It’s such a long journey. And *then* you have to start with all the meticulous stop-motion direction…
But that’s what I do.
So that’s the easy part!
It’s not that it’s easy, and there’s always new problems, but I work with these great people and we thrive with pushing the boundaries, and coming up with new ways to solve all the problems.
Speaking of problems, one of the aspects of Coraline that has been picked up in a lot of the media surrounding it is this sense of it being a ‘horror film for kids’. What’s your take on that?
I like that, although in the States I couldn’t have said that. But it’s definitely one of the appeals of the book – it’s a scary book for kids. And underneath this tired, middle aged exterior, I’m an 11 year old kid. And kids love to be scared – there’s way to do it right, and ways to do it wrong. But I think people have always loved a good ghost story, a good chill. And then some reassurance. I think it’s important that kids see another kid – Coraline – who doesn’t have guns, she doesn’t have super-powers, she’s not a super-genius. To see a pretty normal kid – I mean, she’s probably a little more curious, a little more stubborn, but she’s a real kid – go up against something that’s truly dark and evil and powerful. And she does win.
Talking from a personal viewpoint, I loved the film. But then again, I feel that I’m from a generation that’s grown up with that. I was about 7 when Nightmare Before Christmas came out, and I read Roald Dahl when I was little, and James And The Giant Peach came out when I was 11. But it seems that now, these darker films are anomalies in the landscape of children’s – or family entertainment… And it’s crazy, it’s bullshit! It doesn’t make any sense. I mean, there’s this long tradition of… even Where The Wild Things Are, which many people consider the best kids’ picture book of all time. It was considered revolutionary, and some libraries wouldn’t carry it. But it’s a classic because it taps into empowerment for kids, kids facing dangers and winning. It’s inexplicable to me that people forget the early Disney films had scares, and The Wizard Of Oz! Speaking of tradition. What are your influences? Where does your inspiration come from? I know it’s easy to link you with Ray Harryhausen, but where do you see yourself fitting in filmmaking?
It’s pretty varied. But the names I keep bringing up besides Ray Harryhausen are Jan Svankmajer – I happened to see some of his short films when I was going to CalArts, the college I went to in California – Jiri Trnka, the great puppet filmmaker, The Hand was one of his most famous ones. The disciples of Svankmajer, you know, the Brothers Quay, they did the Street Of Crocodiles. But then it’s a lot of live action films, Stanley Kubrick, Kurosawa. Then from animation, I love Miyazaki’s work. I’ve studied a lot of different animation, Canadian Film Board short films are some of the most fantastic ever made. It’s, you know, paintings, going from Kandinsky to Toulouse Latrec; obviously, Picasso is someone I go back to again and again.

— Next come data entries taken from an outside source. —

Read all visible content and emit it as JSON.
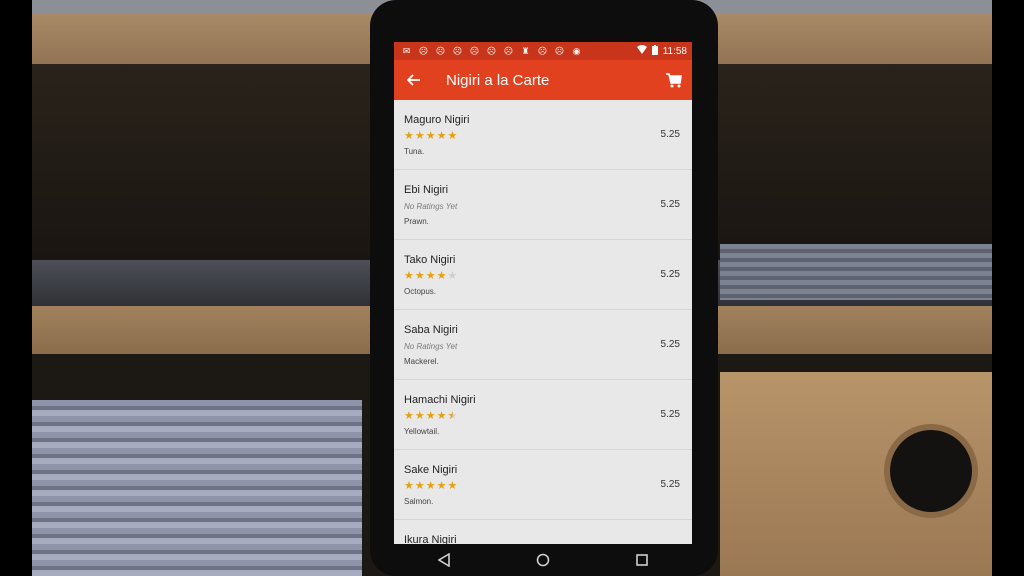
{
  "status_bar": {
    "notification_icons": [
      "message-icon",
      "alert-icon",
      "alert-icon",
      "alert-icon",
      "alert-icon",
      "alert-icon",
      "alert-icon",
      "chess-icon",
      "alert-icon",
      "alert-icon",
      "sync-icon"
    ],
    "time": "11:58"
  },
  "app_bar": {
    "title": "Nigiri a la Carte",
    "back_icon": "arrow-left-icon",
    "cart_icon": "cart-icon",
    "color": "#e2411f"
  },
  "items": [
    {
      "name": "Maguro Nigiri",
      "rating": 5,
      "rating_text": "",
      "description": "Tuna.",
      "price": "5.25"
    },
    {
      "name": "Ebi Nigiri",
      "rating": null,
      "rating_text": "No Ratings Yet",
      "description": "Prawn.",
      "price": "5.25"
    },
    {
      "name": "Tako Nigiri",
      "rating": 4,
      "rating_text": "",
      "description": "Octopus.",
      "price": "5.25"
    },
    {
      "name": "Saba Nigiri",
      "rating": null,
      "rating_text": "No Ratings Yet",
      "description": "Mackerel.",
      "price": "5.25"
    },
    {
      "name": "Hamachi Nigiri",
      "rating": 4.5,
      "rating_text": "",
      "description": "Yellowtail.",
      "price": "5.25"
    },
    {
      "name": "Sake Nigiri",
      "rating": 5,
      "rating_text": "",
      "description": "Salmon.",
      "price": "5.25"
    },
    {
      "name": "Ikura Nigiri",
      "rating": null,
      "rating_text": "",
      "description": "",
      "price": ""
    }
  ],
  "star_color": "#e6a00f",
  "nav_bar": {
    "back_icon": "triangle-back-icon",
    "home_icon": "circle-home-icon",
    "recents_icon": "square-recents-icon"
  }
}
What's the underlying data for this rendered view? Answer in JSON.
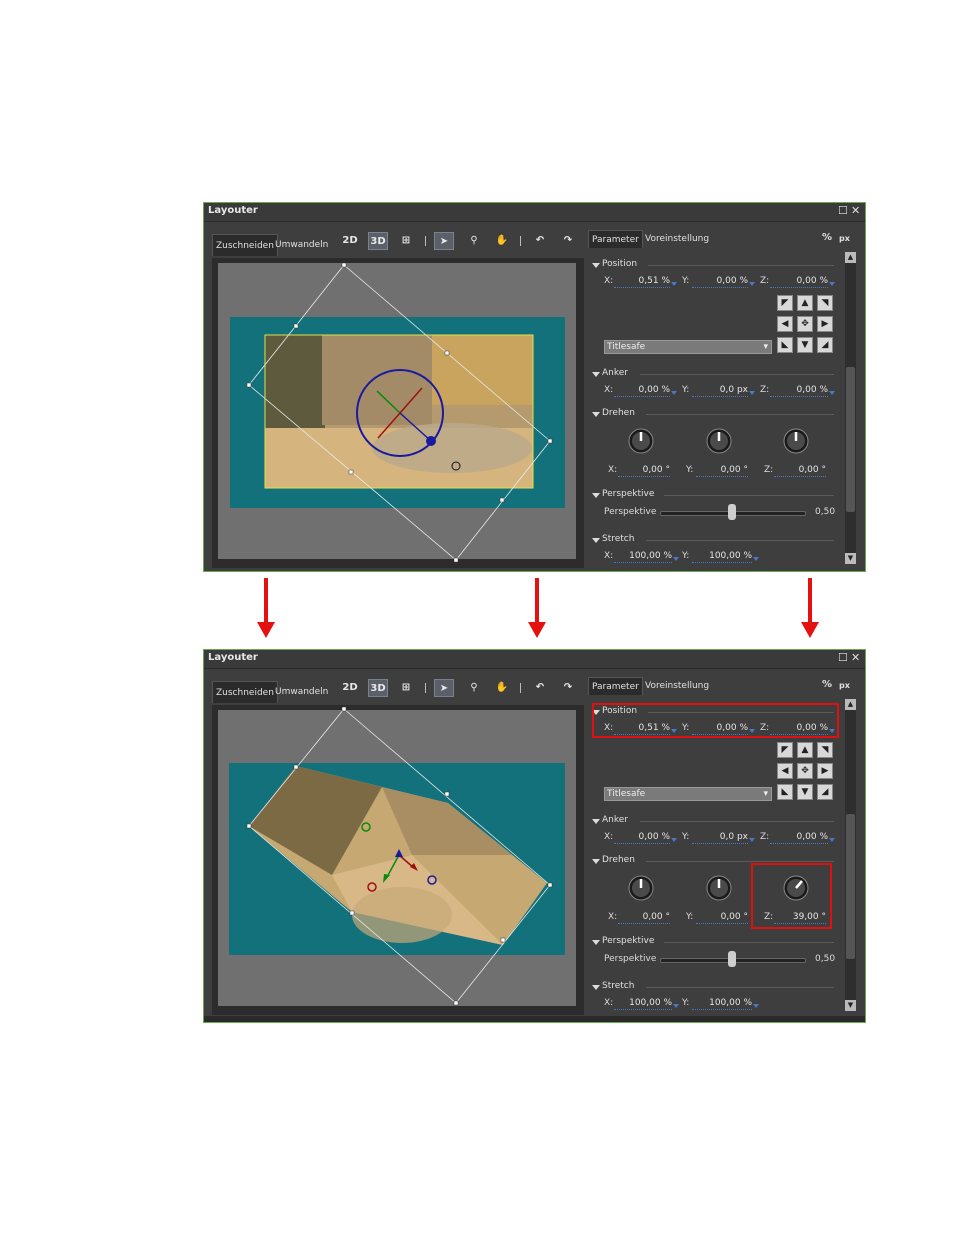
{
  "layouter": {
    "title": "Layouter",
    "tabs": [
      "Zuschneiden",
      "Umwandeln"
    ],
    "tools": {
      "two_d": "2D",
      "three_d": "3D"
    },
    "panel_tabs": [
      "Parameter",
      "Voreinstellung"
    ],
    "units": {
      "percent": "%",
      "px": "px"
    },
    "sections": {
      "position": "Position",
      "anker": "Anker",
      "drehen": "Drehen",
      "perspektive": "Perspektive",
      "stretch": "Stretch"
    },
    "axis": {
      "x": "X:",
      "y": "Y:",
      "z": "Z:"
    },
    "perspektive_label": "Perspektive",
    "dropdown_value": "Titlesafe"
  },
  "before": {
    "position": {
      "x": "0,51 %",
      "y": "0,00 %",
      "z": "0,00 %"
    },
    "anker": {
      "x": "0,00 %",
      "y": "0,0 px",
      "z": "0,00 %"
    },
    "drehen": {
      "x": "0,00 °",
      "y": "0,00 °",
      "z": "0,00 °"
    },
    "perspektive": "0,50",
    "stretch": {
      "x": "100,00 %",
      "y": "100,00 %"
    }
  },
  "after": {
    "position": {
      "x": "0,51 %",
      "y": "0,00 %",
      "z": "0,00 %"
    },
    "anker": {
      "x": "0,00 %",
      "y": "0,0 px",
      "z": "0,00 %"
    },
    "drehen": {
      "x": "0,00 °",
      "y": "0,00 °",
      "z": "39,00 °"
    },
    "perspektive": "0,50",
    "stretch": {
      "x": "100,00 %",
      "y": "100,00 %"
    }
  },
  "colors": {
    "highlight": "#e01010",
    "arrow": "#e51010",
    "stage": "#12717a",
    "rotate_gizmo": "#1a1aa0"
  },
  "icons": [
    "close-icon",
    "maximize-icon",
    "select-arrow-icon",
    "zoom-icon",
    "hand-icon",
    "undo-icon",
    "redo-icon",
    "grid-icon"
  ]
}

So it’s a real tapestry of inspiration…
Yeah, there’s no one direct line that I can figure out! [laughs]
Thanks for your time, Henry.
Coraline is on general release in the UK.